First exhibited on the island of San Servolo in the Venetian Lagoon, the installation comprises a number of suspended sculptures – the Oracle – together with a set of wheels and a platform. The latter is connected to the arms of the Oracle with copper wires, so that any time a spectator stands on it, a connection of sorts is made to this sage. The wheels are inscribed with a list of possible questions and answers and can be spun to obtain the Oracle’s response to any query. Their movement mimics the randomness of life and mirrors what some might call fate.
In the words of the artist, the interaction with the sculpture highlights the easy transit from rationality to faith to superstition, but also the distorted belief that mankind cannot influence or determine its future.
The frame of the installation is 5m high, 2.5m wide and 2.5m deep. The Oracle is 3.5m high, 1m wide and 1m deep. It is formed by a male bust, approximatively 100 arms and ocular bulbs. The platform is fixed about 2.50m away from the main frame, but it is connected to the main sculpture with copper wiring.
AN INTRODUCTION TO THE ORACLE |Written in Italian by Ilaria Datta – Translated by Chris Jordan|
The inspiration for this work of art might seem to be the Oracle at Delphi, which is at the centre of the tragedy of Oedipus. The focus of this piece is not the oracle itself, but the platform where a person waits for questions to be answered.
A visitor has to wait until the mechanism is set in motion. The wait is variable and can last up to three minutes. This is a reference to another myth: the story of Telemachus and Penelope patiently waiting for Ulysses’ return.
In times of uncertainty, it reflects on the present using references to Greek mythology with a modern twist. Stop, listen to the questions coming from your inner self and wait for the wisdom to surface from deep within. On the platform one is alone with oneself, the oracle is just an excuse, what really matters is the wait.
The myth of Oedipus, which begins with Laius consulting the oracle, ends with Oedipus being blinded, which helps him rediscover his true nature. The story of Ulysses ends with a reunion, which is the reward for patience.
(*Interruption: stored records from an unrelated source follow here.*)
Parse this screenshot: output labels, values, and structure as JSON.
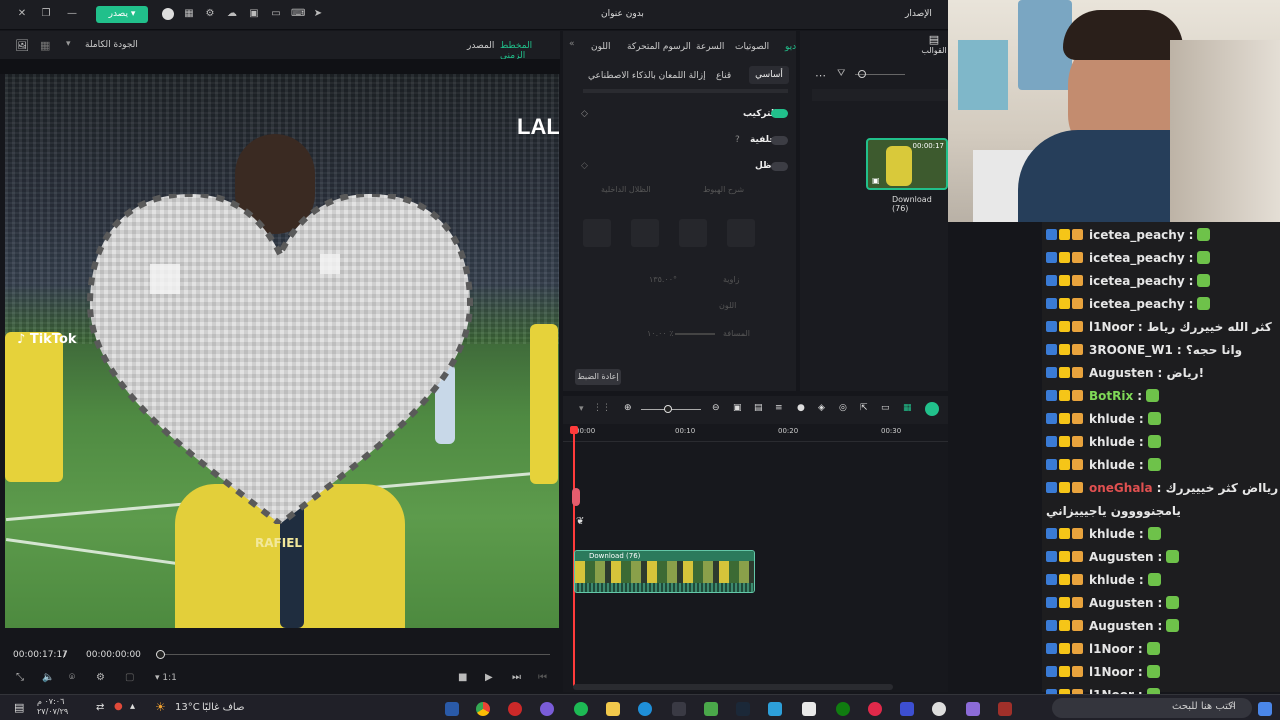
{
  "topbar": {
    "export_label": "يصدر",
    "title": "بدون عنوان",
    "version_label": "الإصدار"
  },
  "player": {
    "quality": "الجودة الكاملة",
    "tab_timeline": "المخطط الزمني",
    "tab_source": "المصدر",
    "current_time": "00:00:17:17",
    "separator": "/",
    "total_time": "00:00:00:00",
    "ratio": "1:1",
    "overlay_text": "LAL",
    "tiktok_label": "TikTok",
    "jersey_text": "RAFIEL"
  },
  "props": {
    "tabs": [
      "اللون",
      "الرسوم المتحركة",
      "السرعة",
      "الصوتيات",
      "ديو"
    ],
    "subtabs": [
      "أساسي",
      "قناع",
      "إزالة اللمعان بالذكاء الاصطناعي"
    ],
    "rows": [
      "التركيب",
      "خلفية",
      "ظل"
    ],
    "faded_rows": [
      "شرح الهبوط",
      "الظلال الداخلية",
      "زاوية",
      "اللون",
      "المسافة",
      "التعتيم"
    ],
    "angle_value": "١٣٥.٠٠°",
    "dist_value": "١٠.٠٠ ٪",
    "reset_label": "إعادة الضبط"
  },
  "assets": {
    "templates_label": "القوالب",
    "clip_name": "Download (76)",
    "clip_duration": "00:00:17"
  },
  "timeline": {
    "ruler": [
      "00:00",
      "00:10",
      "00:20",
      "00:30",
      "00:40"
    ],
    "clip_label": "Download (76)"
  },
  "chat": {
    "messages": [
      {
        "user": "icetea_peachy",
        "text": ":",
        "color": "#e6e6e6"
      },
      {
        "user": "icetea_peachy",
        "text": ":",
        "color": "#e6e6e6"
      },
      {
        "user": "icetea_peachy",
        "text": ":",
        "color": "#e6e6e6"
      },
      {
        "user": "icetea_peachy",
        "text": ":",
        "color": "#e6e6e6"
      },
      {
        "user": "l1Noor",
        "text": ": كثر الله خييررك رياط",
        "color": "#e6e6e6"
      },
      {
        "user": "3ROONE_W1",
        "text": ": وانا حجه؟",
        "color": "#e6e6e6"
      },
      {
        "user": "Augusten",
        "text": ": رياض!",
        "color": "#e6e6e6"
      },
      {
        "user": "BotRix",
        "text": ":",
        "color": "#7fd957"
      },
      {
        "user": "khlude",
        "text": ":",
        "color": "#e6e6e6"
      },
      {
        "user": "khlude",
        "text": ":",
        "color": "#e6e6e6"
      },
      {
        "user": "khlude",
        "text": ":",
        "color": "#e6e6e6"
      },
      {
        "user": "oneGhala",
        "text": ": ريااض كثر خيييررك",
        "color": "#e05050"
      },
      {
        "user": "",
        "text": "يامجنوووون ياجيييزاني",
        "color": "#e6e6e6"
      },
      {
        "user": "khlude",
        "text": ":",
        "color": "#e6e6e6"
      },
      {
        "user": "Augusten",
        "text": ":",
        "color": "#e6e6e6"
      },
      {
        "user": "khlude",
        "text": ":",
        "color": "#e6e6e6"
      },
      {
        "user": "Augusten",
        "text": ":",
        "color": "#e6e6e6"
      },
      {
        "user": "Augusten",
        "text": ":",
        "color": "#e6e6e6"
      },
      {
        "user": "l1Noor",
        "text": ":",
        "color": "#e6e6e6"
      },
      {
        "user": "l1Noor",
        "text": ":",
        "color": "#e6e6e6"
      },
      {
        "user": "l1Noor",
        "text": ":",
        "color": "#e6e6e6"
      }
    ],
    "search_placeholder": "اكتب هنا للبحث"
  },
  "taskbar": {
    "weather": "13°C",
    "weather_text": "صاف غالبًا",
    "time": "٠٧:٠٦ م",
    "date": "٢٧/٠٧/٢٩"
  },
  "colors": {
    "accent": "#21c08b",
    "playhead": "#ff3b3b"
  }
}
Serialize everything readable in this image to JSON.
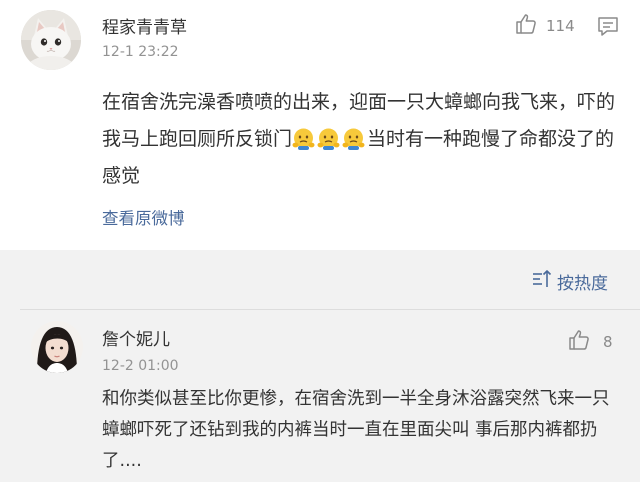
{
  "main_comment": {
    "username": "程家青青草",
    "time": "12-1 23:22",
    "like_count": "114",
    "text_before_emoji": "在宿舍洗完澡香喷喷的出来，迎面一只大蟑螂向我飞来，吓的我马上跑回厕所反锁门",
    "emojis": [
      "facepalm-emoji",
      "facepalm-emoji",
      "facepalm-emoji"
    ],
    "text_after_emoji": "当时有一种跑慢了命都没了的感觉",
    "view_original_label": "查看原微博"
  },
  "sort": {
    "label": "按热度"
  },
  "reply": {
    "username": "詹个妮儿",
    "time": "12-2 01:00",
    "like_count": "8",
    "text": "和你类似甚至比你更惨，在宿舍洗到一半全身沐浴露突然飞来一只蟑螂吓死了还钻到我的内裤当时一直在里面尖叫 事后那内裤都扔了...."
  },
  "colors": {
    "link_blue": "#4a6a9b",
    "meta_grey": "#939393",
    "reply_background": "#f2f2f2"
  }
}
This installation requires the visitor to step onto the platform with the body of a young Oedipus, with the patient nature of Penelope and with the gaze of Telemachus looking towards the sea.